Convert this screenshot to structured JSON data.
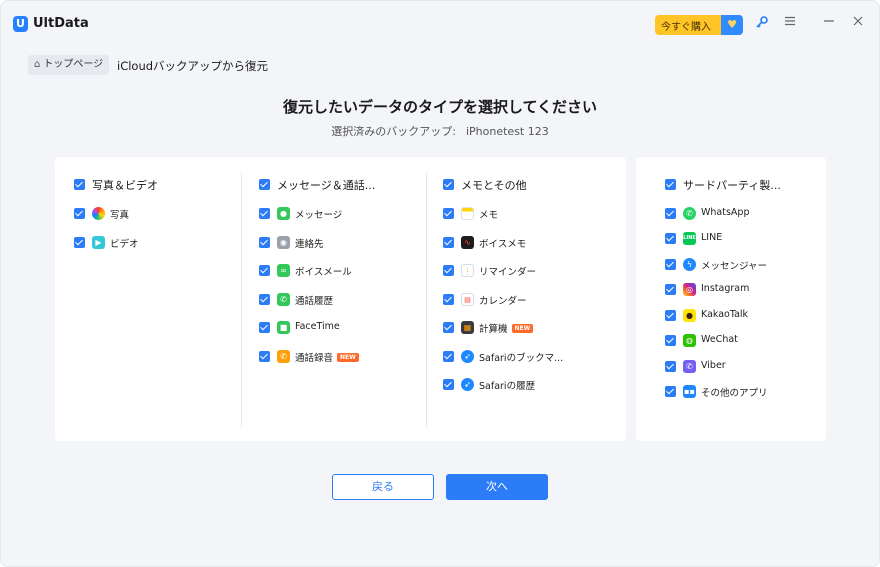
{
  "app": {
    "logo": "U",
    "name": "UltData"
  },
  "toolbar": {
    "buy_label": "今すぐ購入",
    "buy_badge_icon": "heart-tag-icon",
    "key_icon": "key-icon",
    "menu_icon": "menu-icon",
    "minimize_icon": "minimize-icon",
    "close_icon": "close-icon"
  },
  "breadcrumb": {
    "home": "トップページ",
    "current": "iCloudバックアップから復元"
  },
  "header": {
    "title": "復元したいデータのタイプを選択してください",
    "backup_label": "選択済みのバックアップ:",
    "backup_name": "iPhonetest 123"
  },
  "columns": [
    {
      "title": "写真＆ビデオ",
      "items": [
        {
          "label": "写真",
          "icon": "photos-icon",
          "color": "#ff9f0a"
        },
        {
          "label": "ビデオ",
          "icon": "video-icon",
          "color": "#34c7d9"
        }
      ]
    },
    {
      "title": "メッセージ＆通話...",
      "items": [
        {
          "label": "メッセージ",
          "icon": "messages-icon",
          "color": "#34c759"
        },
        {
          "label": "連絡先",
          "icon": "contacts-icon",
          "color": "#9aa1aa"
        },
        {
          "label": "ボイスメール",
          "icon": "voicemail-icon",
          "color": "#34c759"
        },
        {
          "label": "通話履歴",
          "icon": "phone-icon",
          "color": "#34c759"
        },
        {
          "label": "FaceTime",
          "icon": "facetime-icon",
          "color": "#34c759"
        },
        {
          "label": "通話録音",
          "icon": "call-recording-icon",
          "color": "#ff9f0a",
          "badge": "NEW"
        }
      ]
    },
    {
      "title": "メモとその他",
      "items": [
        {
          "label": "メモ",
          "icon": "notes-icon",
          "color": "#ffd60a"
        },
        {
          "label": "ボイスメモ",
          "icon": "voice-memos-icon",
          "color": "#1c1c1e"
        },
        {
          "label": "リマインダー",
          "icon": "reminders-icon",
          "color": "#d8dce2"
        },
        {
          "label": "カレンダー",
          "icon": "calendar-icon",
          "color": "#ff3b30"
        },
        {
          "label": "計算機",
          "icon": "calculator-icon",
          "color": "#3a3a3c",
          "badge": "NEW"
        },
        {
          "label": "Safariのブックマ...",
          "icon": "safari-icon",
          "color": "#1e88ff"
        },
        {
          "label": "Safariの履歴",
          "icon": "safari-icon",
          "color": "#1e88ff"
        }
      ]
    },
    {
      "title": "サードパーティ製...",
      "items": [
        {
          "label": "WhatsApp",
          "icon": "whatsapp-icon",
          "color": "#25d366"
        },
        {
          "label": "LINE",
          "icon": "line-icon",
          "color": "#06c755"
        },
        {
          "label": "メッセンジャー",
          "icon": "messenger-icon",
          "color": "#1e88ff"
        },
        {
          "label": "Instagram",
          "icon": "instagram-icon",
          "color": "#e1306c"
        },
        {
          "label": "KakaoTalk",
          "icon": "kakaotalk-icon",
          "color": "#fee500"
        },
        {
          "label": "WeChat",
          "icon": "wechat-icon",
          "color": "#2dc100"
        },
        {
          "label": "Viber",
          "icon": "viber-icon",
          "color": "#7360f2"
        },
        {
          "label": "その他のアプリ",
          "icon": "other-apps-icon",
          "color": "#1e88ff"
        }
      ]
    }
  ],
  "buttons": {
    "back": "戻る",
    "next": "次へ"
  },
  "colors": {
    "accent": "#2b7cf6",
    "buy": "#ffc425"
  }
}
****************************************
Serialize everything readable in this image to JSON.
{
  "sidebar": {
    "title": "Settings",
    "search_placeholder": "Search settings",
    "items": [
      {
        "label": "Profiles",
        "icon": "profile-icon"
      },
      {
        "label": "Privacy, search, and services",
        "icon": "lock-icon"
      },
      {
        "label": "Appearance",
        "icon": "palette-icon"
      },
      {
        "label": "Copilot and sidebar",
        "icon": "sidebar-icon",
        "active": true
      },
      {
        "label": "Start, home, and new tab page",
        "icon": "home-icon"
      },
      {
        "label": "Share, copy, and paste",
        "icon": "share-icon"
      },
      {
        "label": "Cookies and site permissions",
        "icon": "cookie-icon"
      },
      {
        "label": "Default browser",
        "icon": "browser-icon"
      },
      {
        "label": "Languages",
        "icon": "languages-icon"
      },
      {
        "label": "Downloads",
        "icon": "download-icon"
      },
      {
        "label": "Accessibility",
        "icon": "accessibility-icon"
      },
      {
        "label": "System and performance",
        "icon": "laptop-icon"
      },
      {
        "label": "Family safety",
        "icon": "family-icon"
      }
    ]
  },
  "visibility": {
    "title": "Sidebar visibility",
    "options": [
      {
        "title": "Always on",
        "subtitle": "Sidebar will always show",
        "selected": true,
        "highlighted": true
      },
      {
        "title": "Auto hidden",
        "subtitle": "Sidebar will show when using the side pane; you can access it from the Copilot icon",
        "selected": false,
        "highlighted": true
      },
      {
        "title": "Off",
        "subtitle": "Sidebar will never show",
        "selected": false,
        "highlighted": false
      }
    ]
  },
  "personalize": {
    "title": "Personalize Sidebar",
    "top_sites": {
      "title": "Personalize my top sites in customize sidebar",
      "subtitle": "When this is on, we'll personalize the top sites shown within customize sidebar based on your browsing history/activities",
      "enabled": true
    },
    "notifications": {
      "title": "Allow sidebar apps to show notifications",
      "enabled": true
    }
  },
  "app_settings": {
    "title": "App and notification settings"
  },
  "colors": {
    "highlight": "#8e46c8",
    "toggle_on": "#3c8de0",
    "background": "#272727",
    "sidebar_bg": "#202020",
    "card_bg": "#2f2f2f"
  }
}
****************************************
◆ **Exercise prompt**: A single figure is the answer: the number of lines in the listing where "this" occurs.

◆ **Completed exercise**: 3